Still, Michigan's impaired-water designation under the Clean Water Act is "a crucial and encouraging first step" because it makes a cleanup enforceable under federal law, said Mike Shriberg, Great Lakes regional executive director for the National Wildlife Federation.

"Today's action needs to be a catalyst for the U.S. EPA and states of Michigan, Ohio, and Indiana to act with urgency to craft and implement a pollution-reduction plan that protects our waters from ," Shriberg said.

Ohio, which has jurisdiction over a much larger section of the lake, has designated only shoreline waters and a small area near Toledo's water intake pipe as impaired.

A farm group said the designation was unnecessary and wouldn't solve the algae problem.

"Instead of encouraging constructive solutions, today's announcement sets the table for even more government mandates, largely driven by fringe groups out to dismantle Michigan agriculture," said Jim Byrum, president of the Michigan Agri-Business Association.

Explore further: Will Ohio's Lake Erie strategy work? Answers won't come soon

Related Stories

Will Ohio's Lake Erie strategy work? Answers won't come soon

June 5, 2016

Ohio's attempt at slowing down the toxic algae turning Lake Erie green hinges on a plan that some environmental groups say relies too much on voluntary programs and lacks the sense of urgency needed to thwart the growing ...

Feds: Lake Erie algae bloom in 2015 was largest on record

November 10, 2015

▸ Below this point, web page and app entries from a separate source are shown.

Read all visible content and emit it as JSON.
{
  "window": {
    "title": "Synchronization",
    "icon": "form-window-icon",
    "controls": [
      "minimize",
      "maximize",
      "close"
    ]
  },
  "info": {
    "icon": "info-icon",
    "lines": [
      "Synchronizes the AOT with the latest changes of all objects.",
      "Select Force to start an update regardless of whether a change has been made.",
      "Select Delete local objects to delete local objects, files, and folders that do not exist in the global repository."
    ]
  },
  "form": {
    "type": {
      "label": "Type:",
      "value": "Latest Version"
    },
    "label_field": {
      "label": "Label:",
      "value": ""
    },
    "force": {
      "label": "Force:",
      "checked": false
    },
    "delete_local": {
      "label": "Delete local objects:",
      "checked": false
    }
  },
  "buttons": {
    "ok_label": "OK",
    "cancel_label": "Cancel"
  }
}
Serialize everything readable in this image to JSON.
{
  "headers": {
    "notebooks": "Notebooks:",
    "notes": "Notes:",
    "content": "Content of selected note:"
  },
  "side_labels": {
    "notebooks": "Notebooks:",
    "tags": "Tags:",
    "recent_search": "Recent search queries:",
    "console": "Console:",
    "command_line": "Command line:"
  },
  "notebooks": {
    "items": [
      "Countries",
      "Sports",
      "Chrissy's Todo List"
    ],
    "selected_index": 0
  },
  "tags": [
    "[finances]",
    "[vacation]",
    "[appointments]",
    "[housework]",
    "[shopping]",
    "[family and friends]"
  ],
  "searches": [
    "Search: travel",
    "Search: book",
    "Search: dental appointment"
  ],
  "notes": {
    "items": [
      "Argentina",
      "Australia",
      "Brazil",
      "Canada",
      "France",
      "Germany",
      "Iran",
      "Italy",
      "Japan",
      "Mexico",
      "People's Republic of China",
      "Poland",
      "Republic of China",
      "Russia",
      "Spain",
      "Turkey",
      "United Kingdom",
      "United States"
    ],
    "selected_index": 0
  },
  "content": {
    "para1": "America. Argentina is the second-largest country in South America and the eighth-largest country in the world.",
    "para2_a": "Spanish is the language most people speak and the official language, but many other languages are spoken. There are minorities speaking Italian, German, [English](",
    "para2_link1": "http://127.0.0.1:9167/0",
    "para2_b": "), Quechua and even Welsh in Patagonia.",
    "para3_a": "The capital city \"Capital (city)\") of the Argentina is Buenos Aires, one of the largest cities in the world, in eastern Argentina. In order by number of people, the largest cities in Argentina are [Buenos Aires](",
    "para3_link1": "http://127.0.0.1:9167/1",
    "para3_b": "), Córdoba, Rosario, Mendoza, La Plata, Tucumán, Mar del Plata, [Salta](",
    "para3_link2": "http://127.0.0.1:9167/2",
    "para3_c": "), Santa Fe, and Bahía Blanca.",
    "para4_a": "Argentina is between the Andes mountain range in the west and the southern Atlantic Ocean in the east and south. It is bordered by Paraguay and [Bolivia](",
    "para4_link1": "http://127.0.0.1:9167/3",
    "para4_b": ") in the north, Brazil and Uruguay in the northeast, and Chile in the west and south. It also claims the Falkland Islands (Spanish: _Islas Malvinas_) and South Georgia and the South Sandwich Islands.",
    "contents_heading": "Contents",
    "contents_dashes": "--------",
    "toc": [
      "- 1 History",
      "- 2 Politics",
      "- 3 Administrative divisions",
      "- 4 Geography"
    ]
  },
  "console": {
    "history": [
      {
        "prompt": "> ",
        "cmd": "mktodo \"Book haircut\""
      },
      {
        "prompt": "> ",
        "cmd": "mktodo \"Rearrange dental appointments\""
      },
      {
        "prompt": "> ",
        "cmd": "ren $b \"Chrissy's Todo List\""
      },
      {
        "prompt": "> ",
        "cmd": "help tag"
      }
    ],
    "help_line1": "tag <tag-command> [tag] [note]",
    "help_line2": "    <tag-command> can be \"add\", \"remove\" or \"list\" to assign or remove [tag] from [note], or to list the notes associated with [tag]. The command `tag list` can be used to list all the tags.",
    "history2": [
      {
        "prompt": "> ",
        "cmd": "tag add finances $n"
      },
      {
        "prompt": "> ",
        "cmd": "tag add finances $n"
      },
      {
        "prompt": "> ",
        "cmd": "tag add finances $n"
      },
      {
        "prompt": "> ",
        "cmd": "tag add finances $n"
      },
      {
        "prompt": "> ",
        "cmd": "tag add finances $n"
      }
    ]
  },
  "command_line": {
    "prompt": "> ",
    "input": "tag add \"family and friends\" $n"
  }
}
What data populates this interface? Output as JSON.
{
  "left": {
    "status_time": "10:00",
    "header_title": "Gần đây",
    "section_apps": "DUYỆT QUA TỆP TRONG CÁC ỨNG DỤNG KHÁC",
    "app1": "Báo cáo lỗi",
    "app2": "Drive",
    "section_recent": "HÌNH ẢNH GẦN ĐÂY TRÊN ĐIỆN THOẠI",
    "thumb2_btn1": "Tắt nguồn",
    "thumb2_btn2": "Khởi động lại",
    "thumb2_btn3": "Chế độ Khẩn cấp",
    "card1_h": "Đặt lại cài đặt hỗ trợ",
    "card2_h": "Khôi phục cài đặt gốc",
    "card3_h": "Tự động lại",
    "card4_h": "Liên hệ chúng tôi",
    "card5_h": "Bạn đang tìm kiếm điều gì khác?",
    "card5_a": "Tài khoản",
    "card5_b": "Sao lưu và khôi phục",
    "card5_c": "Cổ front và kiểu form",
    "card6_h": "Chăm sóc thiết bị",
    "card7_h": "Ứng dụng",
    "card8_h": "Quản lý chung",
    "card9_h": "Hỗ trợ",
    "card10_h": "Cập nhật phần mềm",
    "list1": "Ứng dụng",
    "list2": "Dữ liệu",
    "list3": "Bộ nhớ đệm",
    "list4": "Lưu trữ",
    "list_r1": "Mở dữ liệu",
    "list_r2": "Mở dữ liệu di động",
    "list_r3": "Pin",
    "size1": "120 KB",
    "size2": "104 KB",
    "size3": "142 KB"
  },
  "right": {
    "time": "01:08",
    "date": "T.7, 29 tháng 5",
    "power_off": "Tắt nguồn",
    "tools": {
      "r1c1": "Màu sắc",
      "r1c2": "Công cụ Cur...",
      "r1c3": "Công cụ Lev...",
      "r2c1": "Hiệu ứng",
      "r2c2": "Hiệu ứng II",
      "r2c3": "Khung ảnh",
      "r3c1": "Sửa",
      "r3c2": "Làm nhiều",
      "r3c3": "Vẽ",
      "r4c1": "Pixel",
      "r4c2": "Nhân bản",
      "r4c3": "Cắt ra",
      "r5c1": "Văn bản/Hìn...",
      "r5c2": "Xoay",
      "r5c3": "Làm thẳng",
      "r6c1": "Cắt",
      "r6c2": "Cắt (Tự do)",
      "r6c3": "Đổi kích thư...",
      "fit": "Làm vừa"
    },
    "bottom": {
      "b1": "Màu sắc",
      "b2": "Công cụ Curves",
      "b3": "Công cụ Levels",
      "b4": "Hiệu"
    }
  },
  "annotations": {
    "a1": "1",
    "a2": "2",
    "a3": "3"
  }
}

The algae bloom that spread across Lake Erie this summer was the largest on record and left behind a thick, paint-like scum that covered an area roughly the size of New York City, government scientists said Tuesday.

States agree to cut pollutants behind Lake Erie algae

June 12, 2015

Ohio and Michigan have agreed to sharply reduce phosphorus runoff blamed for a rash of harmful algae blooms on Lake Erie that have contaminated drinking water supplies and contributed to oxygen-deprived dead zones where fish ...

Image: Algae bloom in Lake St. Clair

August 5, 2015

On July 28, 2015, the Operational Land Imager (OLI) on the Landsat 8 satellite captured images of algal blooms around the Great Lakes, visible as swirls of green in this image of Lake St. Clair and in western Lake Erie.

Researchers predict smaller harmful algae bloom on Lake Erie

July 7, 2016

Potentially toxic algae is expected to form again this summer in western Lake Erie but should be considerably less severe than the blooms that blanketed the lake and threatened drinking water supplies the previous two years, ...

Recommended for you

Sound waves reveal diamond cache deep in Earth's interior

July 16, 2018

There may be more than a quadrillion tons of diamond hidden in the Earth's interior, according to a new study from MIT and other universities. But the new results are unlikely to set off a diamond rush. The scientists estimate ...

0 comments

Please sign in to add a comment. Registration is free, and takes less than a minute. Read more

Click here to reset your password.
Sign in to get notified via email when new comments are made.